I first stumbled upon a picture of this lovely Vittorio Jano designed Alfa Romeo 1750 some years ago in an Italian Alfa Romeo book, and wanted to use the image as reference for a new poster. But I needed some background information about the car’s achievements to feed me ideas how I might build the design, and not being an Italian speaker I looked to the internet. And here I found a wonderful story about the 1930 Mille Miglia event in which the charismatic Italian driver Tazio Nuvolari (pictured on the right) cheekily overtook his great rival Achille Varzi, also driving an Alfa, by sneaking up in the dark with his headlights turned off, only turning them back on after he had passed Varzi. Of course, I couldn’t resist using this excellent yarn as the basis for my design, despite the fact that eyebrows are raised among the cognoscenti as to the accuracy of this version of events. But why let the facts get in the way of a good story?

The Coppa delle Mille Miglia is run over a figure of eight course starting out from Brescia to Rome and back to Brescia; a distance, as the name suggests, of close to a thousand miles. And after sixteen hours of racing Nuvolari beat Varzi by seven minutes to win the race.
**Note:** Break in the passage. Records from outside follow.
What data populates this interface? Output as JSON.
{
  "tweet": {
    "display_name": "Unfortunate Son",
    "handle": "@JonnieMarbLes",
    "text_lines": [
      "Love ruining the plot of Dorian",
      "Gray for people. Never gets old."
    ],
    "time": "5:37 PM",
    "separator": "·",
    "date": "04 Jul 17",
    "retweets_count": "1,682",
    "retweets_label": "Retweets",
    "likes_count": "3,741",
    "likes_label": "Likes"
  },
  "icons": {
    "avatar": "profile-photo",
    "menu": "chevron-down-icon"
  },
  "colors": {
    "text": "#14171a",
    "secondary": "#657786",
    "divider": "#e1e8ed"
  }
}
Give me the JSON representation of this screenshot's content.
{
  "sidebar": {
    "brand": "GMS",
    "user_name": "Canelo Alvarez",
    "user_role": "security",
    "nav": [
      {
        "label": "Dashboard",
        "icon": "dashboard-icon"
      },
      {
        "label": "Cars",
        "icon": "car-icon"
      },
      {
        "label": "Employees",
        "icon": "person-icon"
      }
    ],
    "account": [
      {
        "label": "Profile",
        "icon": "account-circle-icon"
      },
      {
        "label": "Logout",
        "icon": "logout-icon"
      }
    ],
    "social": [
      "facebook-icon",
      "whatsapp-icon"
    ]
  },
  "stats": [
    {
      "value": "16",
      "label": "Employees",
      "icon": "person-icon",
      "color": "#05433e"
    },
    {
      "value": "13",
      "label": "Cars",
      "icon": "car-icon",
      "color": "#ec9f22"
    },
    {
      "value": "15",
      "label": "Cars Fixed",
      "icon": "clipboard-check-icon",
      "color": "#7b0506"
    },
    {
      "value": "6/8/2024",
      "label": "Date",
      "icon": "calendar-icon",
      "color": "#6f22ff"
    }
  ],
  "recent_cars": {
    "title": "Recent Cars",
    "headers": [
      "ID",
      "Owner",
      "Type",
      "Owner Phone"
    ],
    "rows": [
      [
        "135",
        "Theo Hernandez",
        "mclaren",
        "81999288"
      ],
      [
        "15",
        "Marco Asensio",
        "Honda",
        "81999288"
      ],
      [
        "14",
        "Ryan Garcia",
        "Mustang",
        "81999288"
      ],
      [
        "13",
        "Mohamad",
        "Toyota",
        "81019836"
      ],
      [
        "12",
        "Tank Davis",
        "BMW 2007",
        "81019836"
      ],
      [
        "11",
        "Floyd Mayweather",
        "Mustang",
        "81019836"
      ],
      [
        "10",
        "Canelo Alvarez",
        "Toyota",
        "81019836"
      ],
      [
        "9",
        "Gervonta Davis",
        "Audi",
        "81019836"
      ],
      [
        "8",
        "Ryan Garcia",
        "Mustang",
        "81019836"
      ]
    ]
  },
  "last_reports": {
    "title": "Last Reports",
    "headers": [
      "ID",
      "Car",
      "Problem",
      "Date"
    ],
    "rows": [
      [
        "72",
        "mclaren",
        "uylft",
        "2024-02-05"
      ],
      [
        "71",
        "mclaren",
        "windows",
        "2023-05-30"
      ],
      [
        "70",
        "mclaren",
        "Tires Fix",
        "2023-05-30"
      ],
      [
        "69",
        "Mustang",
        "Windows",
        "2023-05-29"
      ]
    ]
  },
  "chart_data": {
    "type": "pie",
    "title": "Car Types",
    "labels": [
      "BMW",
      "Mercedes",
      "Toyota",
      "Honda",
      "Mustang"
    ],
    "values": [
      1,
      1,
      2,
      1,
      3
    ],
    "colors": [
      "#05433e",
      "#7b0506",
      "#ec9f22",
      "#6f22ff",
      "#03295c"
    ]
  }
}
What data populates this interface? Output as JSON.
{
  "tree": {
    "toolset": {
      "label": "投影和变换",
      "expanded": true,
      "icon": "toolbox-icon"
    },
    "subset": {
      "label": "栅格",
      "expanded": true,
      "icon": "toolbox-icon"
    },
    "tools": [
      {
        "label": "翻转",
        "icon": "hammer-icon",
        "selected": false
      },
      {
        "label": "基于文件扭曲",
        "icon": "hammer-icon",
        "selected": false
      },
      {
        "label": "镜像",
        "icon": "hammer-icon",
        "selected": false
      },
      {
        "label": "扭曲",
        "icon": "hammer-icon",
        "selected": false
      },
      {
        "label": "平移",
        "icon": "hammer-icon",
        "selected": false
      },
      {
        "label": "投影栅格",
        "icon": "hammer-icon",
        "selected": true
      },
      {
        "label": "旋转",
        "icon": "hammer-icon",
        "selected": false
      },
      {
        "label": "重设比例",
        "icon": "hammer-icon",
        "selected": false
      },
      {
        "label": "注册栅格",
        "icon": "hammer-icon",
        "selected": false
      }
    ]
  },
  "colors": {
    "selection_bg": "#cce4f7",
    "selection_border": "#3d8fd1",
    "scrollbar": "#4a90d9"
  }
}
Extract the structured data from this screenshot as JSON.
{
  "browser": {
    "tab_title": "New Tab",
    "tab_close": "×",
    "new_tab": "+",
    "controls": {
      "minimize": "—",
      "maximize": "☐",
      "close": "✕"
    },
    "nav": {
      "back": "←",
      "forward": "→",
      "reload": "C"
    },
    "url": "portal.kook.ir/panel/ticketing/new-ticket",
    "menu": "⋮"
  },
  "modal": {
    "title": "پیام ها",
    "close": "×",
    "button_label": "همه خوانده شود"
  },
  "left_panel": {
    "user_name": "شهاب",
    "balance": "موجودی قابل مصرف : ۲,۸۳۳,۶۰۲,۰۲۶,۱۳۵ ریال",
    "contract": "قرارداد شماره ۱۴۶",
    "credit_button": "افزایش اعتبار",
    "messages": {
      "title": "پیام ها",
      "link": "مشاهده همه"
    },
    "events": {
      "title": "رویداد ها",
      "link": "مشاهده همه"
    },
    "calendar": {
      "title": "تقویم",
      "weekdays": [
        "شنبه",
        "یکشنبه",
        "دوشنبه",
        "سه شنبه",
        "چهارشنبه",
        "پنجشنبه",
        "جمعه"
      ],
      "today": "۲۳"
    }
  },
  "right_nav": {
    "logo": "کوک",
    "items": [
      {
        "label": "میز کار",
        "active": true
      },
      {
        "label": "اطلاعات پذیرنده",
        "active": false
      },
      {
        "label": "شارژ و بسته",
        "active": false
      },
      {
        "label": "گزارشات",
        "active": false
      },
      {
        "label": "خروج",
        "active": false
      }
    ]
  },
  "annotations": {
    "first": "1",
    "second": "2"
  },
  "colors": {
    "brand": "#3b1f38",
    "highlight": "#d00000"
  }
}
This particular poster has been my most popular design by a considerable distance and is still selling well. If you’d like further details of this and other posters in my collection you can find them here.